_Task objective_. Each line of the entries that mentions the string "查询和连接" needs to be reported.

_Excerpts from an interface dataset_.
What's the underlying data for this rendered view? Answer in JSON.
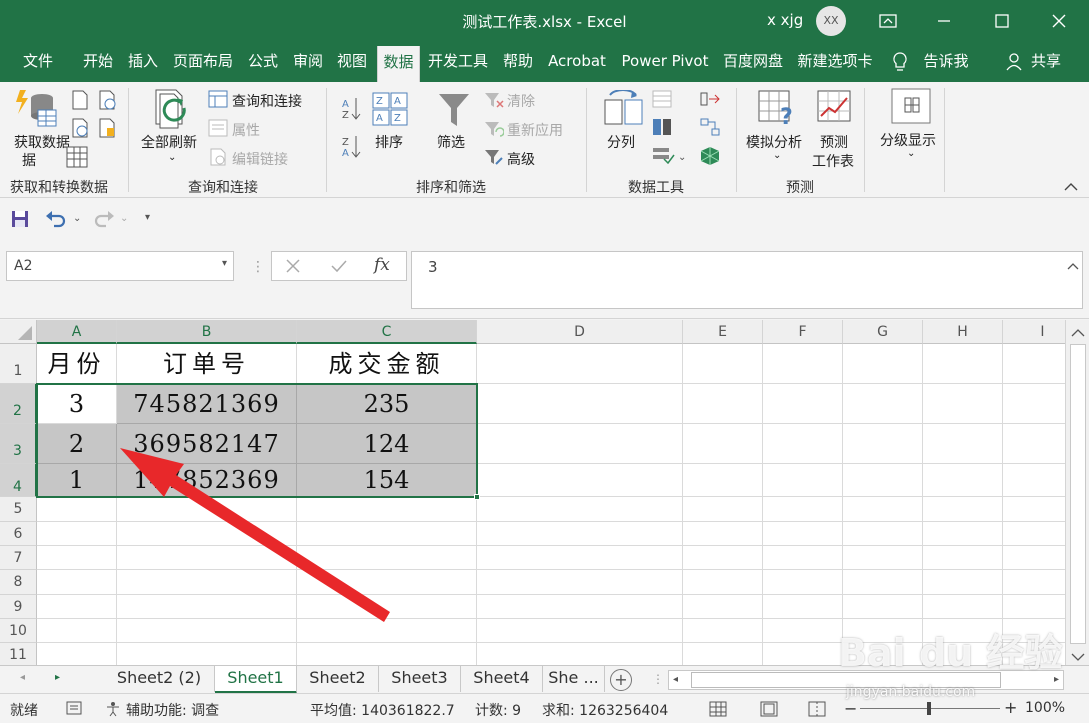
{
  "window": {
    "title": "测试工作表.xlsx  -  Excel",
    "user": "x xjg",
    "avatar": "XX"
  },
  "tabs": [
    "文件",
    "开始",
    "插入",
    "页面布局",
    "公式",
    "审阅",
    "视图",
    "数据",
    "开发工具",
    "帮助",
    "Acrobat",
    "Power Pivot",
    "百度网盘",
    "新建选项卡"
  ],
  "tell_me": "告诉我",
  "share": "共享",
  "ribbon": {
    "get_data": "获取数据",
    "get_data_2": "据",
    "group_get": "获取和转换数据",
    "refresh_all": "全部刷新",
    "query_connect": "查询和连接",
    "properties": "属性",
    "edit_links": "编辑链接",
    "group_query": "查询和连接",
    "sort": "排序",
    "filter": "筛选",
    "clear": "清除",
    "reapply": "重新应用",
    "advanced": "高级",
    "group_sort": "排序和筛选",
    "text_to_cols": "分列",
    "group_tools": "数据工具",
    "what_if": "模拟分析",
    "forecast_1": "预测",
    "forecast_2": "工作表",
    "group_forecast": "预测",
    "outline": "分级显示"
  },
  "formula_bar": {
    "name_box": "A2",
    "formula": "3"
  },
  "columns": [
    "A",
    "B",
    "C",
    "D",
    "E",
    "F",
    "G",
    "H",
    "I"
  ],
  "rows": [
    "1",
    "2",
    "3",
    "4",
    "5",
    "6",
    "7",
    "8",
    "9",
    "10",
    "11"
  ],
  "cells": {
    "header": [
      "月份",
      "订单号",
      "成交金额"
    ],
    "data": [
      [
        "3",
        "745821369",
        "235"
      ],
      [
        "2",
        "369582147",
        "124"
      ],
      [
        "1",
        "147852369",
        "154"
      ]
    ]
  },
  "sheets": [
    "Sheet2 (2)",
    "Sheet1",
    "Sheet2",
    "Sheet3",
    "Sheet4",
    "She ..."
  ],
  "active_sheet": "Sheet1",
  "status": {
    "ready": "就绪",
    "accessibility": "辅助功能: 调查",
    "average": "平均值: 140361822.7",
    "count": "计数: 9",
    "sum": "求和: 1263256404",
    "zoom": "100%"
  },
  "watermark": {
    "brand": "Bai du 经验",
    "url": "jingyan.baidu.com"
  },
  "colors": {
    "excel_green": "#217346",
    "arrow_red": "#e8282a",
    "selection_fill": "#c6c6c6"
  }
}
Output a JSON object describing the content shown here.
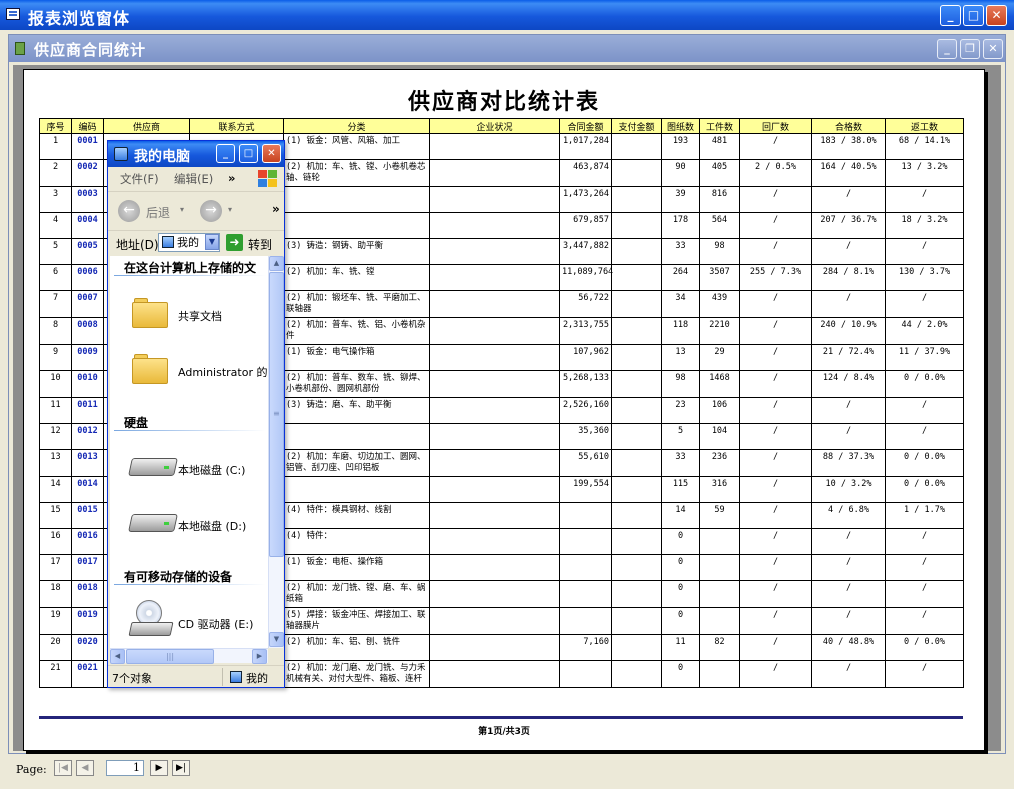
{
  "app": {
    "title": "报表浏览窗体"
  },
  "child": {
    "title": "供应商合同统计"
  },
  "report": {
    "title": "供应商对比统计表",
    "columns": [
      "序号",
      "编码",
      "供应商",
      "联系方式",
      "分类",
      "企业状况",
      "合同金额",
      "支付金额",
      "图纸数",
      "工件数",
      "回厂数",
      "合格数",
      "返工数"
    ],
    "rows": [
      [
        "1",
        "0001",
        "",
        "",
        "(1) 钣金：风管、风箱、加工",
        "",
        "1,017,284",
        "",
        "193",
        "481",
        "/",
        "183 / 38.0%",
        "68 / 14.1%"
      ],
      [
        "2",
        "0002",
        "",
        "",
        "(2) 机加：车、铣、镗、小卷机卷芯轴、链轮",
        "",
        "463,874",
        "",
        "90",
        "405",
        "2 / 0.5%",
        "164 / 40.5%",
        "13 / 3.2%"
      ],
      [
        "3",
        "0003",
        "",
        "",
        "",
        "",
        "1,473,264",
        "",
        "39",
        "816",
        "/",
        "/",
        "/"
      ],
      [
        "4",
        "0004",
        "",
        "",
        "",
        "",
        "679,857",
        "",
        "178",
        "564",
        "/",
        "207 / 36.7%",
        "18 / 3.2%"
      ],
      [
        "5",
        "0005",
        "",
        "",
        "(3) 铸造：钢铸、助平衡",
        "",
        "3,447,882",
        "",
        "33",
        "98",
        "/",
        "/",
        "/"
      ],
      [
        "6",
        "0006",
        "",
        "",
        "(2) 机加：车、铣、镗",
        "",
        "11,089,764",
        "",
        "264",
        "3507",
        "255 / 7.3%",
        "284 / 8.1%",
        "130 / 3.7%"
      ],
      [
        "7",
        "0007",
        "",
        "",
        "(2) 机加：锻坯车、铣、平磨加工、联轴器",
        "",
        "56,722",
        "",
        "34",
        "439",
        "/",
        "/",
        "/"
      ],
      [
        "8",
        "0008",
        "",
        "",
        "(2) 机加：普车、铣、铝、小卷机杂件",
        "",
        "2,313,755",
        "",
        "118",
        "2210",
        "/",
        "240 / 10.9%",
        "44 / 2.0%"
      ],
      [
        "9",
        "0009",
        "",
        "",
        "(1) 钣金：电气操作箱",
        "",
        "107,962",
        "",
        "13",
        "29",
        "/",
        "21 / 72.4%",
        "11 / 37.9%"
      ],
      [
        "10",
        "0010",
        "",
        "",
        "(2) 机加：普车、数车、铣、铆焊、小卷机部份、圆网机部份",
        "",
        "5,268,133",
        "",
        "98",
        "1468",
        "/",
        "124 / 8.4%",
        "0 / 0.0%"
      ],
      [
        "11",
        "0011",
        "",
        "",
        "(3) 铸造：磨、车、助平衡",
        "",
        "2,526,160",
        "",
        "23",
        "106",
        "/",
        "/",
        "/"
      ],
      [
        "12",
        "0012",
        "",
        "",
        "",
        "",
        "35,360",
        "",
        "5",
        "104",
        "/",
        "/",
        "/"
      ],
      [
        "13",
        "0013",
        "",
        "",
        "(2) 机加：车磨、切边加工、圆网、铝管、刮刀座、凹印铝板",
        "",
        "55,610",
        "",
        "33",
        "236",
        "/",
        "88 / 37.3%",
        "0 / 0.0%"
      ],
      [
        "14",
        "0014",
        "",
        "",
        "",
        "",
        "199,554",
        "",
        "115",
        "316",
        "/",
        "10 / 3.2%",
        "0 / 0.0%"
      ],
      [
        "15",
        "0015",
        "",
        "",
        "(4) 特件：模具钢材、线割",
        "",
        "",
        "",
        "14",
        "59",
        "/",
        "4 / 6.8%",
        "1 / 1.7%"
      ],
      [
        "16",
        "0016",
        "",
        "",
        "(4) 特件：",
        "",
        "",
        "",
        "0",
        "",
        "/",
        "/",
        "/"
      ],
      [
        "17",
        "0017",
        "",
        "",
        "(1) 钣金：电柜、操作箱",
        "",
        "",
        "",
        "0",
        "",
        "/",
        "/",
        "/"
      ],
      [
        "18",
        "0018",
        "",
        "",
        "(2) 机加：龙门铣、镗、磨、车、蜗纸箱",
        "",
        "",
        "",
        "0",
        "",
        "/",
        "/",
        "/"
      ],
      [
        "19",
        "0019",
        "",
        "",
        "(5) 焊接：钣金冲压、焊接加工、联轴器膜片",
        "",
        "",
        "",
        "0",
        "",
        "/",
        "/",
        "/"
      ],
      [
        "20",
        "0020",
        "",
        "",
        "(2) 机加：车、铝、刨、铣件",
        "",
        "7,160",
        "",
        "11",
        "82",
        "/",
        "40 / 48.8%",
        "0 / 0.0%"
      ],
      [
        "21",
        "0021",
        "",
        "",
        "(2) 机加：龙门磨、龙门铣、与力禾机械有关、对付大型件、箱板、连杆",
        "",
        "",
        "",
        "0",
        "",
        "/",
        "/",
        "/"
      ]
    ],
    "page_info": "第1页/共3页"
  },
  "navbar": {
    "label": "Page:",
    "page": "1"
  },
  "mycomputer": {
    "title": "我的电脑",
    "menu": {
      "file": "文件(F)",
      "edit": "编辑(E)",
      "more": "»"
    },
    "toolbar": {
      "back": "后退",
      "more": "»"
    },
    "address": {
      "label": "地址(D)",
      "value": "我的",
      "go": "转到"
    },
    "groups": {
      "files": "在这台计算机上存储的文",
      "disks": "硬盘",
      "removable": "有可移动存储的设备"
    },
    "items": {
      "shared": "共享文档",
      "admin": "Administrator 的文",
      "c": "本地磁盘 (C:)",
      "d": "本地磁盘 (D:)",
      "cd": "CD 驱动器 (E:)"
    },
    "status": {
      "count": "7个对象",
      "location": "我的"
    }
  }
}
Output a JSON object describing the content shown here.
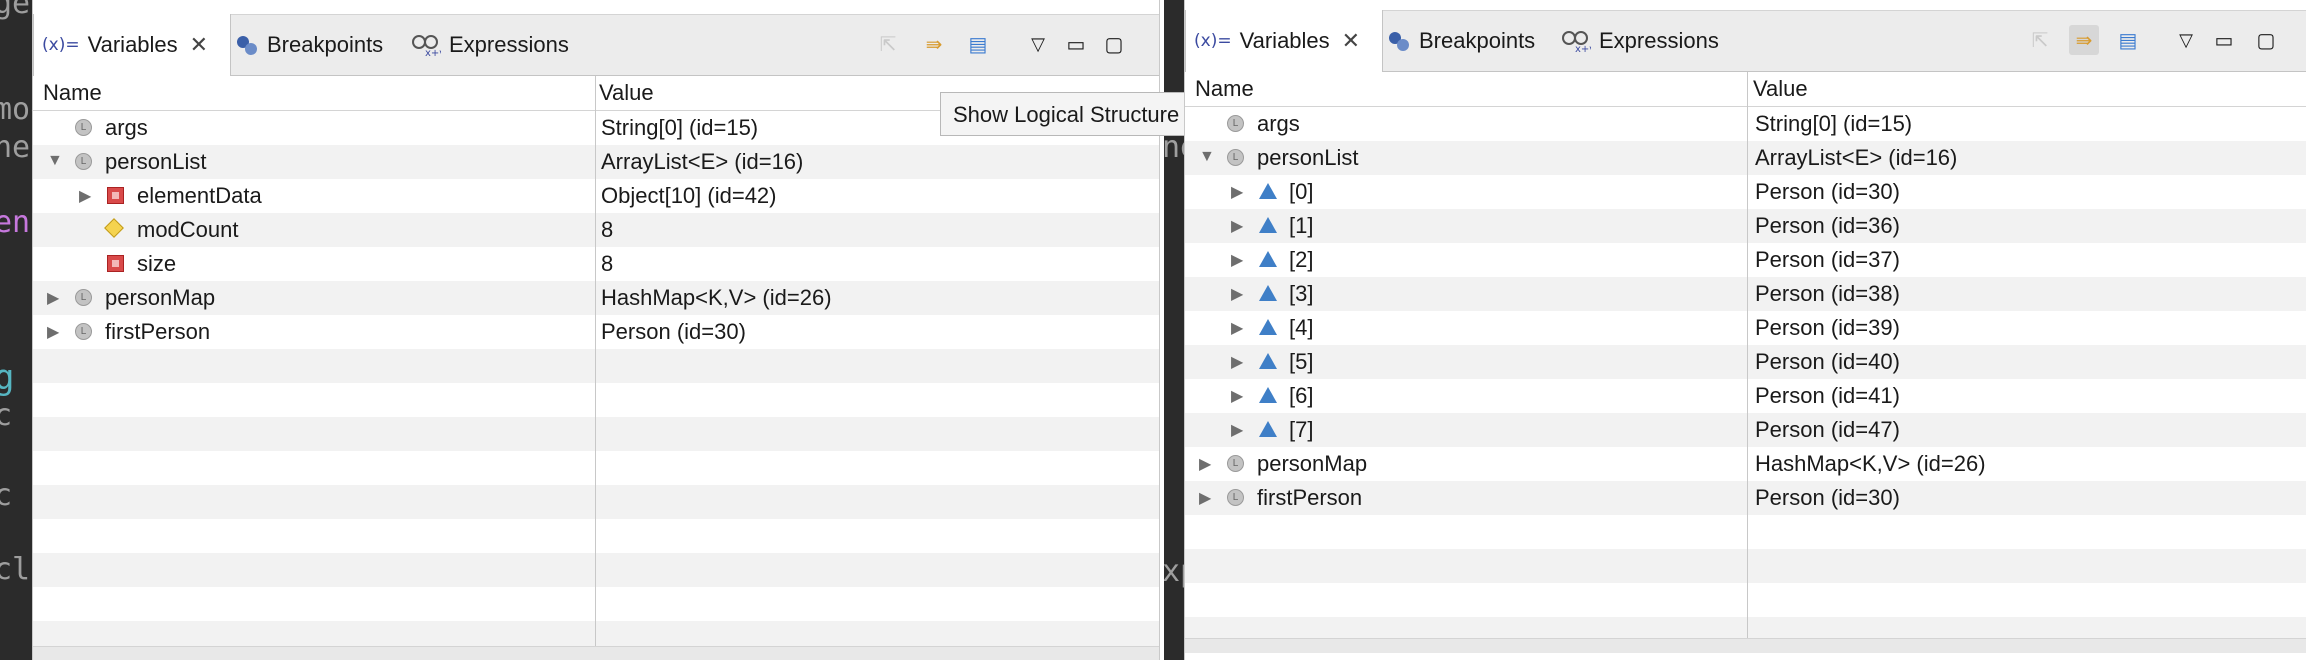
{
  "background_editor": {
    "left_fragments": [
      "ge",
      "mod",
      "he",
      "enS",
      "g",
      "c",
      "c",
      "cli"
    ],
    "mid_fragments": [
      "I",
      "ne",
      "xp"
    ]
  },
  "panels": [
    {
      "tabs": [
        {
          "label": "Variables",
          "icon": "(x)=",
          "active": true
        },
        {
          "label": "Breakpoints",
          "icon": "breakpoints-icon"
        },
        {
          "label": "Expressions",
          "icon": "expressions-icon"
        }
      ],
      "columns": {
        "name": "Name",
        "value": "Value"
      },
      "tooltip": "Show Logical Structure",
      "rows": [
        {
          "name": "args",
          "value": "String[0]  (id=15)",
          "icon": "local",
          "twisty": ""
        },
        {
          "name": "personList",
          "value": "ArrayList<E>  (id=16)",
          "icon": "local",
          "twisty": "expanded"
        },
        {
          "name": "elementData",
          "value": "Object[10]  (id=42)",
          "icon": "private",
          "twisty": "collapsed"
        },
        {
          "name": "modCount",
          "value": "8",
          "icon": "protected",
          "twisty": ""
        },
        {
          "name": "size",
          "value": "8",
          "icon": "private",
          "twisty": ""
        },
        {
          "name": "personMap",
          "value": "HashMap<K,V>  (id=26)",
          "icon": "local",
          "twisty": "collapsed"
        },
        {
          "name": "firstPerson",
          "value": "Person  (id=30)",
          "icon": "local",
          "twisty": "collapsed"
        }
      ]
    },
    {
      "tabs": [
        {
          "label": "Variables",
          "icon": "(x)=",
          "active": true
        },
        {
          "label": "Breakpoints",
          "icon": "breakpoints-icon"
        },
        {
          "label": "Expressions",
          "icon": "expressions-icon"
        }
      ],
      "columns": {
        "name": "Name",
        "value": "Value"
      },
      "rows": [
        {
          "name": "args",
          "value": "String[0]  (id=15)",
          "icon": "local",
          "twisty": ""
        },
        {
          "name": "personList",
          "value": "ArrayList<E>  (id=16)",
          "icon": "local",
          "twisty": "expanded"
        },
        {
          "name": "[0]",
          "value": "Person  (id=30)",
          "icon": "element",
          "twisty": "collapsed"
        },
        {
          "name": "[1]",
          "value": "Person  (id=36)",
          "icon": "element",
          "twisty": "collapsed"
        },
        {
          "name": "[2]",
          "value": "Person  (id=37)",
          "icon": "element",
          "twisty": "collapsed"
        },
        {
          "name": "[3]",
          "value": "Person  (id=38)",
          "icon": "element",
          "twisty": "collapsed"
        },
        {
          "name": "[4]",
          "value": "Person  (id=39)",
          "icon": "element",
          "twisty": "collapsed"
        },
        {
          "name": "[5]",
          "value": "Person  (id=40)",
          "icon": "element",
          "twisty": "collapsed"
        },
        {
          "name": "[6]",
          "value": "Person  (id=41)",
          "icon": "element",
          "twisty": "collapsed"
        },
        {
          "name": "[7]",
          "value": "Person  (id=47)",
          "icon": "element",
          "twisty": "collapsed"
        },
        {
          "name": "personMap",
          "value": "HashMap<K,V>  (id=26)",
          "icon": "local",
          "twisty": "collapsed"
        },
        {
          "name": "firstPerson",
          "value": "Person  (id=30)",
          "icon": "local",
          "twisty": "collapsed"
        }
      ]
    }
  ],
  "colors": {
    "stripe": "#f2f2f2",
    "tabbar": "#ececec",
    "editor": "#2b2b2b"
  }
}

_Task answer_.
    "query_connect": "查询和连接",
    "group_query": "查询和连接",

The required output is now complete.